→ Source material
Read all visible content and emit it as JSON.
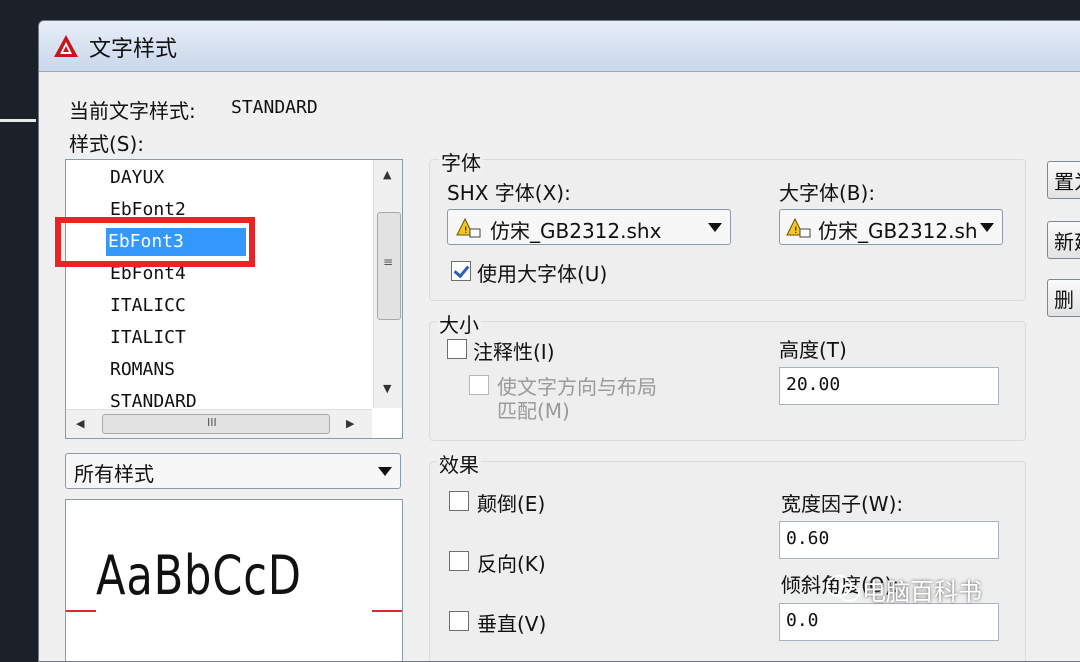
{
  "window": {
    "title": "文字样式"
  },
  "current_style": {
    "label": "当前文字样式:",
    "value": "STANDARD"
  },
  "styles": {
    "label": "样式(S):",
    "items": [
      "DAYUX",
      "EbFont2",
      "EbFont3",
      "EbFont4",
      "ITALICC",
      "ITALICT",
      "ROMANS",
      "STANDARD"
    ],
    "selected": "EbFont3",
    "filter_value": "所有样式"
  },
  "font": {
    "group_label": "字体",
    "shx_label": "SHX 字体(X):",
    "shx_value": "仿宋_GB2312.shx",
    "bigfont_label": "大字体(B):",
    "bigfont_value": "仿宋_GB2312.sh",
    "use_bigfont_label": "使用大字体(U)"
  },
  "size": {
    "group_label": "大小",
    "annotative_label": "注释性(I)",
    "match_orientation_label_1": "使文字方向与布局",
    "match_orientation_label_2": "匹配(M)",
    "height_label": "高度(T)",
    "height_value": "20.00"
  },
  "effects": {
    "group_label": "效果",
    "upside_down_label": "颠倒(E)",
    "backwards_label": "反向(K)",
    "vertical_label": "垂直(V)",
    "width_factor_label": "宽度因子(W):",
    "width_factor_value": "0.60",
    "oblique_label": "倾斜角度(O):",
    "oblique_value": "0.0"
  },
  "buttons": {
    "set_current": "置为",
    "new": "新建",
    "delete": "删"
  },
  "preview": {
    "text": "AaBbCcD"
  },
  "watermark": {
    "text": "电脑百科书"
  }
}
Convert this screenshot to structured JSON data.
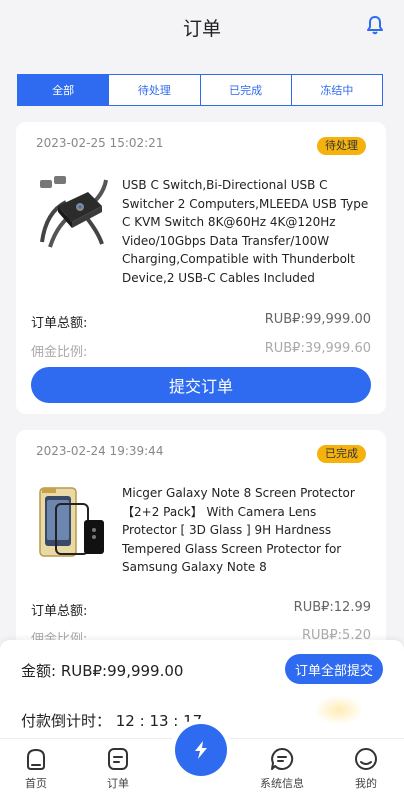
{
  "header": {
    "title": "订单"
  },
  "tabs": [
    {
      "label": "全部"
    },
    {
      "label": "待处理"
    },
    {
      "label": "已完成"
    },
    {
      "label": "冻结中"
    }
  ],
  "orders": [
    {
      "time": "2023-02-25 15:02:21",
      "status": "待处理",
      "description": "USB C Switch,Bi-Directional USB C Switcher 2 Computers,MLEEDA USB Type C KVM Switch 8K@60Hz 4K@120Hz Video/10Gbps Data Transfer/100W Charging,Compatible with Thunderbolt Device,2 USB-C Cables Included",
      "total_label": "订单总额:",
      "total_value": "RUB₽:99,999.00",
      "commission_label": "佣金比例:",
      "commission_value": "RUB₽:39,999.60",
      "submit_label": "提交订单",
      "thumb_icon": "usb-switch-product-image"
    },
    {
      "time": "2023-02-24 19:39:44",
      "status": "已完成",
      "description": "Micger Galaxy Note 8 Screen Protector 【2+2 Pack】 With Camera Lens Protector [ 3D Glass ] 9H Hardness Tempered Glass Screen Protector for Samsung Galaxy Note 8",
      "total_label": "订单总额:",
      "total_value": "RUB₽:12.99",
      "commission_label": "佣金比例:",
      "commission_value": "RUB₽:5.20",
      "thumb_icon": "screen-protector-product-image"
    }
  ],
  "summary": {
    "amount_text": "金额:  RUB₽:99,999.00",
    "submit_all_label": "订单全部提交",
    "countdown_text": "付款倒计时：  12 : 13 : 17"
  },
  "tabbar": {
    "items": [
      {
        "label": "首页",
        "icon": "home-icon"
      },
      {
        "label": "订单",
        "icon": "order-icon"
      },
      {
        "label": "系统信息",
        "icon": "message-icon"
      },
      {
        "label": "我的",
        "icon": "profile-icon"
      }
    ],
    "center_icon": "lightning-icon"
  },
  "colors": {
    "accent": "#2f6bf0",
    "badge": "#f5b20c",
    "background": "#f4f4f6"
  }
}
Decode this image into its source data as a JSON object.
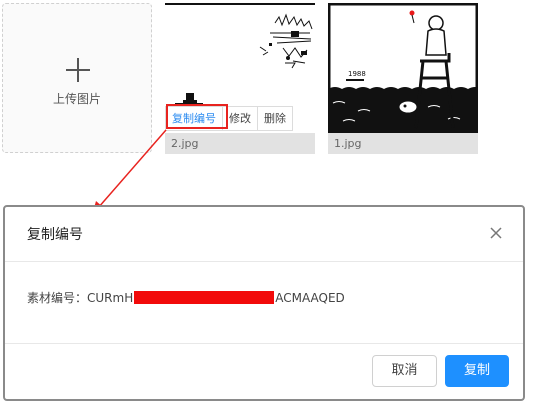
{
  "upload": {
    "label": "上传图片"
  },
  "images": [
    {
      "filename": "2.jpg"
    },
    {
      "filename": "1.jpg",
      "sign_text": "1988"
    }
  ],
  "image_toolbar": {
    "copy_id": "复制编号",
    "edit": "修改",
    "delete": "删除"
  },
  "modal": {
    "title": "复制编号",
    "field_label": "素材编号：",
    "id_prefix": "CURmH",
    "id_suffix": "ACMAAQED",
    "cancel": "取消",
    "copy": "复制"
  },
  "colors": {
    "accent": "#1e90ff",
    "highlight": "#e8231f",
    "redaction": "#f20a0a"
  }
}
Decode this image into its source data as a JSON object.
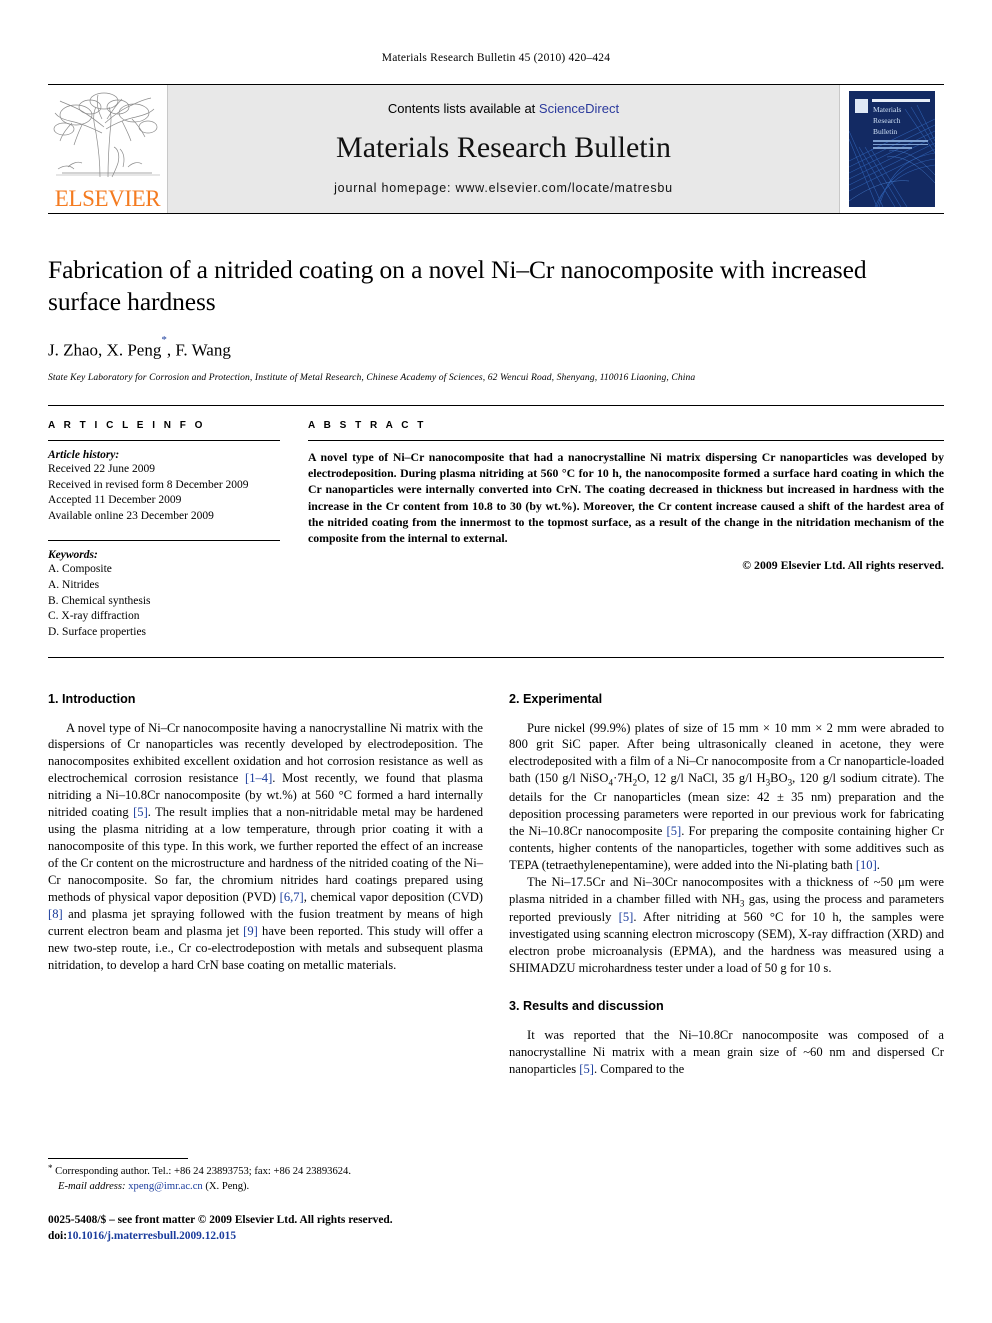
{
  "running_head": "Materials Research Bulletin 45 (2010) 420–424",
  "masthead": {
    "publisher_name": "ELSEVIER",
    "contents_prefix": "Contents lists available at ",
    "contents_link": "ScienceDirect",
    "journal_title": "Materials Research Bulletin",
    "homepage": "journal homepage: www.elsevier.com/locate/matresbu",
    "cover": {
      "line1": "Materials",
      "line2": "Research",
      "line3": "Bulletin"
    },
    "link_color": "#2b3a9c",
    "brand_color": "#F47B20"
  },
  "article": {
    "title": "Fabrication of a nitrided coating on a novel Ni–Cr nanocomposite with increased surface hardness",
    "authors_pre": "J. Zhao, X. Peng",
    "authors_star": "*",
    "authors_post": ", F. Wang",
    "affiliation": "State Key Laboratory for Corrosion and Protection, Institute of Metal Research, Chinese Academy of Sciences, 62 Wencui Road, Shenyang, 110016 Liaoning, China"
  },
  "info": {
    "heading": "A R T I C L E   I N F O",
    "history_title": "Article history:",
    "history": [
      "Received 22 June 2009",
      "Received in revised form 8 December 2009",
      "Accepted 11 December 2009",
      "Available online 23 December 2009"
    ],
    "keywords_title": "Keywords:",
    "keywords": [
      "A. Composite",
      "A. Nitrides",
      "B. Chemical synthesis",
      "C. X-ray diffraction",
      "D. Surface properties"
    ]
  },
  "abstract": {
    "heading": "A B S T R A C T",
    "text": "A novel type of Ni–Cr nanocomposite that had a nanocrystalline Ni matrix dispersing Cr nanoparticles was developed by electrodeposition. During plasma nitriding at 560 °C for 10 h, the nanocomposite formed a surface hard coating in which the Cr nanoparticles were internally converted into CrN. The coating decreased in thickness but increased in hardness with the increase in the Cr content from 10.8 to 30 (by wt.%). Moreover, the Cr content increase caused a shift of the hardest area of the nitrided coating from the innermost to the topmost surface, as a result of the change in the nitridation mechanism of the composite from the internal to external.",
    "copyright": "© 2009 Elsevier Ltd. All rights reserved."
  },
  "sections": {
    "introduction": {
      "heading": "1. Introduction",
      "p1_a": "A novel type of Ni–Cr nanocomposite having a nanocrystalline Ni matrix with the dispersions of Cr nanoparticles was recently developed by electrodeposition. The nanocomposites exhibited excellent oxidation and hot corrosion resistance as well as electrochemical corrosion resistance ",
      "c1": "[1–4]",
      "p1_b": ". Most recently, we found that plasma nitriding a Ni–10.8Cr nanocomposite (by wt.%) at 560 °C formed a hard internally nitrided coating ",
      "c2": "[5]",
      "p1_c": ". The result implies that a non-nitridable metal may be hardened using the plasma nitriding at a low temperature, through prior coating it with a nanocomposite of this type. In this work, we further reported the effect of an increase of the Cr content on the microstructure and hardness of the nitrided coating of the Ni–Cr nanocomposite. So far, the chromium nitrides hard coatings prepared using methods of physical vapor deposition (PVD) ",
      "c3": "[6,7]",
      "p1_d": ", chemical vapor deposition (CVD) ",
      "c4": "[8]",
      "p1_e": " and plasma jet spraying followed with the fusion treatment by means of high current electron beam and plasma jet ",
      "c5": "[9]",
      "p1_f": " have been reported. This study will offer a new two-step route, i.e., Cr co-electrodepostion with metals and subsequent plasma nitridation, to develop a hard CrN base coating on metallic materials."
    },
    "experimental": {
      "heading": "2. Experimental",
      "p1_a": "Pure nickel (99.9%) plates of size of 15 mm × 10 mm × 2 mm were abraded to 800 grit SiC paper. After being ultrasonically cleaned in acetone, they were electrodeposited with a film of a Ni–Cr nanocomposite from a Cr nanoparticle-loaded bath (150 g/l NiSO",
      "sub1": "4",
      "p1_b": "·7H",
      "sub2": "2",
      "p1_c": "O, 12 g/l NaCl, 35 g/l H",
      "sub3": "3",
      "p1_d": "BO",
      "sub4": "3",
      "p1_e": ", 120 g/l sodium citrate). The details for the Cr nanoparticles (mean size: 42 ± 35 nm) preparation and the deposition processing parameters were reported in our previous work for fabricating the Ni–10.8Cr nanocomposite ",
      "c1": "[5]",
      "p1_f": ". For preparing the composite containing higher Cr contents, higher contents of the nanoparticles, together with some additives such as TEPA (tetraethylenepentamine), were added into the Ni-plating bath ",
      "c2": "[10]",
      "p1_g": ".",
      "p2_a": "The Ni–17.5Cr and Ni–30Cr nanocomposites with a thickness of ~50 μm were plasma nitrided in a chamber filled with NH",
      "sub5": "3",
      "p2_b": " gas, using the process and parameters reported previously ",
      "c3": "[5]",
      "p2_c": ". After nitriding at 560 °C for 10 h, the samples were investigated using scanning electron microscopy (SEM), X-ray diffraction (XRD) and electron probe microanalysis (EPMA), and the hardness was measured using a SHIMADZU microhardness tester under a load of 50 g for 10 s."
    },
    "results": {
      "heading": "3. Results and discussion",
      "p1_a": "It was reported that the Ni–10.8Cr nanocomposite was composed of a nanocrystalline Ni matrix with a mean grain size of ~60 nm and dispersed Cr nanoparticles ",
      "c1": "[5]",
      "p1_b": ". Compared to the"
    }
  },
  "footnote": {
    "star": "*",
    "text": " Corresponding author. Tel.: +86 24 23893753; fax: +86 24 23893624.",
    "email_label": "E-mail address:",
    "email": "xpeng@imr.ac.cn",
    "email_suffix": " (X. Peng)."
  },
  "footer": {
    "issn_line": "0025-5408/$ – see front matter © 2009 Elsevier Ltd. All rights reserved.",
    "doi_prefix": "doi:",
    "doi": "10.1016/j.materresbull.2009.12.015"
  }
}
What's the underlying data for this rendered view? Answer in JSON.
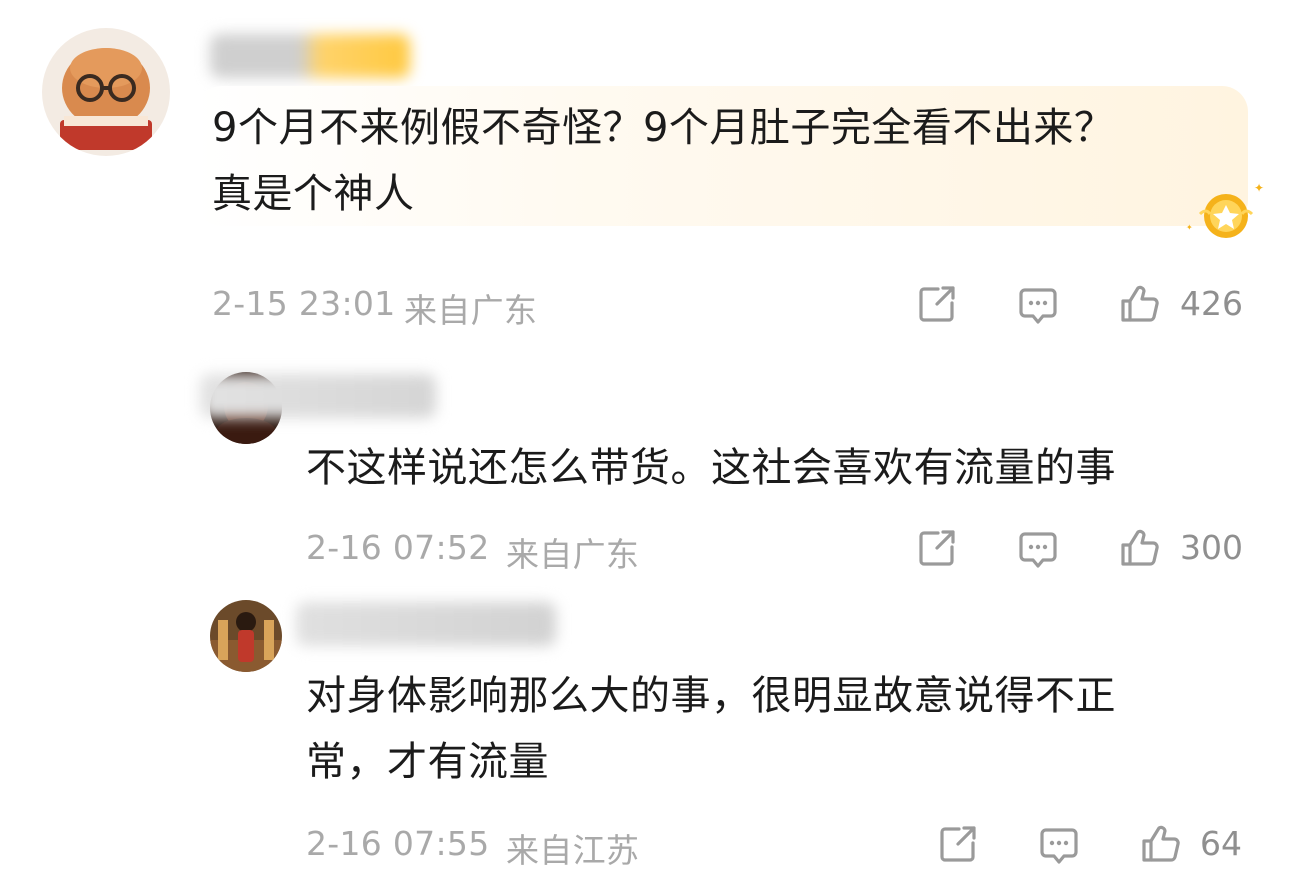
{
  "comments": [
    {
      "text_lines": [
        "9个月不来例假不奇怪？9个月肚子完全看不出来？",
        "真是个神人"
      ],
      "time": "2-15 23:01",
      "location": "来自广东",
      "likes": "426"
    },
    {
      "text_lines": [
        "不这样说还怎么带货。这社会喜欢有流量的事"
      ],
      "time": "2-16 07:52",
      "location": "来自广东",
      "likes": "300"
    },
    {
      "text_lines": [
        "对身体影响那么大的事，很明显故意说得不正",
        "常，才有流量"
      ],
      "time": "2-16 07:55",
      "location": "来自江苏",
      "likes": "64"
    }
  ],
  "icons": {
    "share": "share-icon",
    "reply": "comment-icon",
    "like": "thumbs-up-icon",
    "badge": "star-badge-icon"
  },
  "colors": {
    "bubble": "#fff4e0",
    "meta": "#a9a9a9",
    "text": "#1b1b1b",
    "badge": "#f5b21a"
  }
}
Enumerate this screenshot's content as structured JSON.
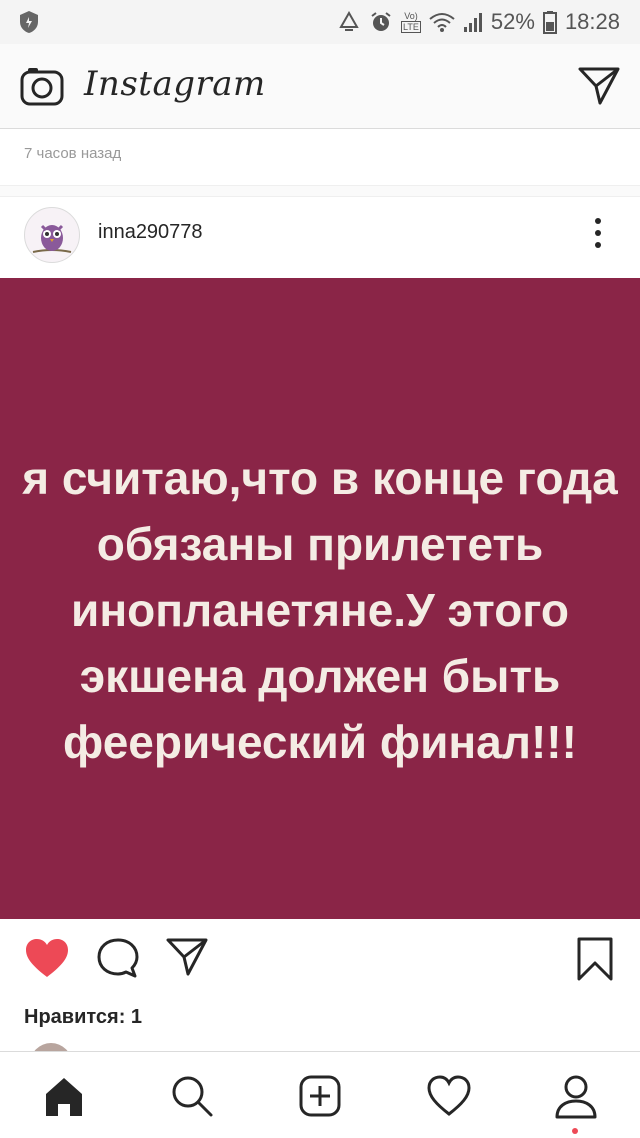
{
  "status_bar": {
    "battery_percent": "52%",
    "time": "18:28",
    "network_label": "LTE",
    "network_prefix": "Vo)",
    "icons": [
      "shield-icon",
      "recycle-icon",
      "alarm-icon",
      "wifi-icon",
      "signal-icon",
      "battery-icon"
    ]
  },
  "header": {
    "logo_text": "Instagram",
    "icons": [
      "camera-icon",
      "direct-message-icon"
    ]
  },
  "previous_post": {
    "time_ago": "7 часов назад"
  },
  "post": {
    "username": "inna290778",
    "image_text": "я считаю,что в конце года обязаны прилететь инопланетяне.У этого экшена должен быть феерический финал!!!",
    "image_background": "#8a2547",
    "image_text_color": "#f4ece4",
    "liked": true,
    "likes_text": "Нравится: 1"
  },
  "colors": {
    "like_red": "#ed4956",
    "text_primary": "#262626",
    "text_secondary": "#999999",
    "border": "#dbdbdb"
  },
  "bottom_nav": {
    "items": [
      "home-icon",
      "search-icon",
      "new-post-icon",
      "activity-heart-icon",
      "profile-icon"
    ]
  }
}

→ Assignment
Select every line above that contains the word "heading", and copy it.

→ Exercise output
    "heading": "A R T I C L E   I N F O",
    "heading": "A B S T R A C T",
      "heading": "1. Introduction",
      "heading": "2. Experimental",
      "heading": "3. Results and discussion",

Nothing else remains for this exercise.